In over ten years of helping hotels to open and remodel successfully, we have seen time and again at Xotels how indispensable a feasibility study is. We have also seen how many would-be hoteliers simply assume that their vision will succeed, without conducting any notable research on building a hotel business that will be consistently profitable and competitive. In this article we look at the steps involved in carrying out an effective hotel feasibility study.
What is a hotel feasibility study and do you need one?
As the name suggests, a feasibility study investigates your hotel proposal to see if it is feasible as a sustainable, profitable business model. It does this by considering its viability relating to market, location, costs and financing. A feasibility study forms the cornerstone of your preparations for your new or remodelled hotel. It shows investors how they will receive a return on their investment (ROI). It is therefore ill-advised to proceed without carrying out this crucial investigatory and illuminatory step.
Below you will find a template plan and approach the expert team of our hotel consulting company takes to put together a comprehensive validation report, based of financial and market analysis, to determine the viability of a new hospitality project or lodging concept.
The key steps of an effective hotel feasibility study
1. Location analysis

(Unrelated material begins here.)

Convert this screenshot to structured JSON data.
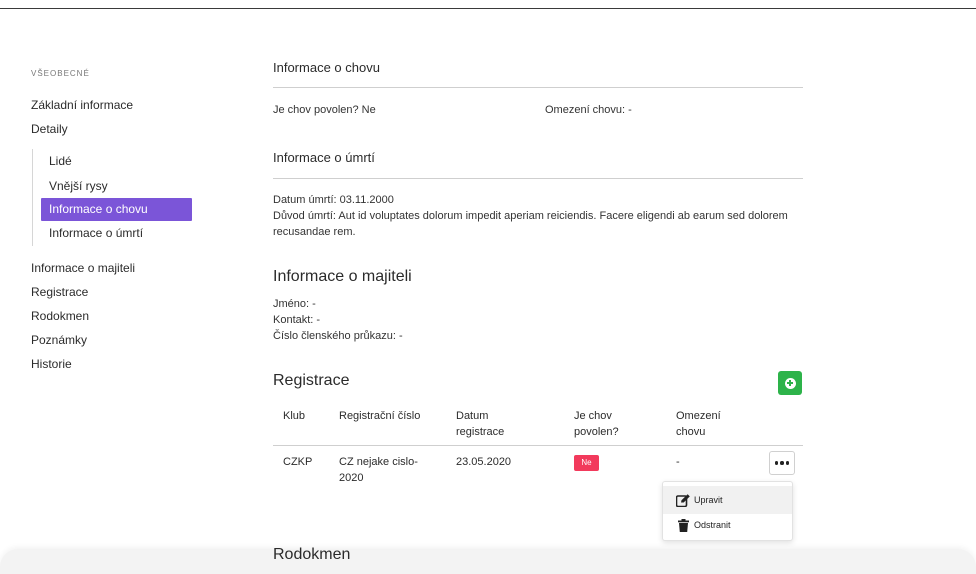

Studying proposed sites for your hotel or resort aims to answer a number of questions critical to the success of your hotel project. What makes the location an attractive site? Is there a supply of labour sufficient in number and quality? What human resource costs can be expected? Is the hotel supported by easy transport links? What are potential risks and advantages associated with the local area?
2. Total costs calculation
This includes the development and architectural costs prior to opening the hotel. Then there are the operating overheads which the hotel will incur, including licences, taxes, equipment, furniture, insurance, human resources, inventories, electricity, water and more.
3. Local hotel supply and demand investigation
This involves analyzing all hotels in the local area, chiefly their competitiveness. Information can be found with tourist boards, tour operators and travel research groups. Knowing local hotel supply and demand helps in projecting occupancy levels and rates for your hotel, one of the key elements in establishing its economic feasibility.
4. Room rates and year-round occupancy levels
After establishing hotel supply and demand, your own hotel’s competitiveness, your projected operating costs, desired ROI, and crucially, benchmarking your competitor hotels, you can focus on room rates. Year-round projections for demand will go a long way to informing your pricing decisions.
5. Establishing and projecting hotel revenue sources
The main sources of revenue for your hotel will come from room stays, food and beverage, and events such as conferences and meetings. Using your projections for average year-round room rates and occupancy levels, you can project sales from different revenue sources, including food and beverage, leisure and events.
6. Hotel feasibility study projected ROI
One of the most important parts of your hotel feasibility study is the projected ROI. ROI is worked out by using a number of metrics, including internal rate of return (IRR), net present value (NPV), debt coverage ratios and discounted cash flow (DCF), as well as others. They help to show if the investment return is enough to proceed and if you will need to find financing from elsewhere.
If so, will the lenders of this capital be content with the projected ROI? If not, the hotel proposal can be abandoned altogether or it can be altered to make the return on investment attractive enough to proceed, such as changing site, tweaking room rates and reducing costs. A clear and comprehensive report is what banks, institutinal or privite investors (famliy offices) will be looking for.
Hotel Feasibility Study - The final word
As you can see, a hotel feasibility study is extensive, and with good reason. It gives you and all interested stakeholders such as other investors a much clearer picture regarding the costs involved, whether the return on investment is desirable, and helps in deciding how to proceed. A feasibility study is largely seen as an indispensable step for all serious hotel proposals and accompanies the business plan in forming a blueprint for success.
Patrick Landman @ Xotels